|Born||17 January 1560|
|Died||5 December 1624 (aged 64)|
|Other names||Caspar Bauhin; Casparus Bauhinus|
|Alma mater||University of Basel (M.D., 1581)|
|Notable students||Emmanuel Stupanus|
Gaspard Bauhin or Caspar Bauhin (Latin: Casparus Bauhinus; 17 January 1560 - 5 December 1624), was a Swiss botanist whose Pinax theatri botanici (1623) described thousands of plants and classified them in a manner that draws comparisons to the later binomial nomenclature of Linnaeus. He was a disciple of the famous Italian physician Girolamo Mercuriale and he also worked on human anatomical nomenclature.
Jean and Gaspard were the sons of Jean Bauhin (1511-1582), a French physician who had to leave his native country on becoming a convert to Protestantism. Gaspard was born in Basel. From 1572 he studied in his hometown, Padua, Bologna, Montpellier, Paris and Tübingen. He was awarded his medical doctorate at the University of Basel in 1581, and gave private lectures in botany and anatomy. In 1581 he obtained a doctorate in medicine from the University of Basel and was in 1582 appointed to the Greek professorship at the same university, as well as in 1588 to the chair of anatomy and botany. He was later made city physician, professor of the practice of medicine, rector of the university, and dean of his faculty. He was rector of the university of Basel in 1592, then again in 1611 and 1619; during the second rectorate the university tried in vain to win back from the city council the freedoms of 1460, which were lost in 1532.
The Pinax theatri botanici (English, Illustrated exposition of plants) is a landmark of botanical history, describing some 6,000 species and classifying them. The classification system was not particularly innovative, using traditional groups such as "trees", "shrubs", and "herbs", and using other characteristics such as utilization, for instance grouping spices into the Aromata. He did correctly group grasses, legumes, and several others. His most important contribution is in the description of genera and species. He introduced many names of genera that were later adopted by Linnaeus, and remain in use. For species he carefully pruned the descriptions down to as few words as possible; in many cases a single word sufficed as description, thus giving the appearance of a two-part name. However, the single-word description was still a description intended to be diagnostic, not an arbitrarily-chosen name (in the Linnaean system, many species names honor individuals, for instance).

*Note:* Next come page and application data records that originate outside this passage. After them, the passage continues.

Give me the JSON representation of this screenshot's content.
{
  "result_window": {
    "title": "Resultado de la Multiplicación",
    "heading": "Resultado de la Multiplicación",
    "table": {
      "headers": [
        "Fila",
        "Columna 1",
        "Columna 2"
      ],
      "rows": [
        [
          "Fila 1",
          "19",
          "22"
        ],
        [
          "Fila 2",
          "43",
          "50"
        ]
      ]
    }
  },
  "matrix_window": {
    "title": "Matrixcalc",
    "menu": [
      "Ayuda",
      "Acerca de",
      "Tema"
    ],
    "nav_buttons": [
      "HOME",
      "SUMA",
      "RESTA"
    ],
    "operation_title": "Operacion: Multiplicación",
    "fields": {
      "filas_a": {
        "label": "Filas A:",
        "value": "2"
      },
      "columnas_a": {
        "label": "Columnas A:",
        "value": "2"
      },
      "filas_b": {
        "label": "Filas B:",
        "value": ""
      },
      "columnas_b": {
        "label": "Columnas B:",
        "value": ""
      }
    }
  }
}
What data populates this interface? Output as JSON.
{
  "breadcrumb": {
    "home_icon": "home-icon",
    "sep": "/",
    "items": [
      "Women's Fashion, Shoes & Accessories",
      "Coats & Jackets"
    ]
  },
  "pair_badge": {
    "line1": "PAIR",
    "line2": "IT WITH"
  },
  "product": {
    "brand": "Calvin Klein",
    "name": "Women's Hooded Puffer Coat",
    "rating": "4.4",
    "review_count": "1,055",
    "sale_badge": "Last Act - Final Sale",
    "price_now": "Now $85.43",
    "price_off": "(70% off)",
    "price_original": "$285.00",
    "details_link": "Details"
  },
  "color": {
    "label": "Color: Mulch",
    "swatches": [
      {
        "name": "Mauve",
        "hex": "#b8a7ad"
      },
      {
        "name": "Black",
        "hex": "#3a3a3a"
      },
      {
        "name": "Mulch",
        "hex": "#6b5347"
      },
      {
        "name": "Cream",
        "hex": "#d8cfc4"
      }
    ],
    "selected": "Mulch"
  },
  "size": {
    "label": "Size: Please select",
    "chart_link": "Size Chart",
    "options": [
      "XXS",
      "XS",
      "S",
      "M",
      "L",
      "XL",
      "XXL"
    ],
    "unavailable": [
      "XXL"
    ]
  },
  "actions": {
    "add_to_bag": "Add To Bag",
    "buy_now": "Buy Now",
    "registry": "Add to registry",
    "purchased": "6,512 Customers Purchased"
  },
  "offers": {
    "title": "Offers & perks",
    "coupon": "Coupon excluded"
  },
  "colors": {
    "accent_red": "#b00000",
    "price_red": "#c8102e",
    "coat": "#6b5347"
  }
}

In addition to Pinax Theatri Botanici, Gaspard planned another work, a Theatrum Botanicum, meant to be comprised in twelve parts folio, of which he finished three; only one, however, was published (1658), long after his death. He also gave a copious catalogue of the plants growing in the environs of Basel, its flora, and edited the works of Pietro Andrea Mattioli (1500-1577) with considerable additions. His principal work on anatomy was Theatrum Anatomicum infinitis locis auctum (1592).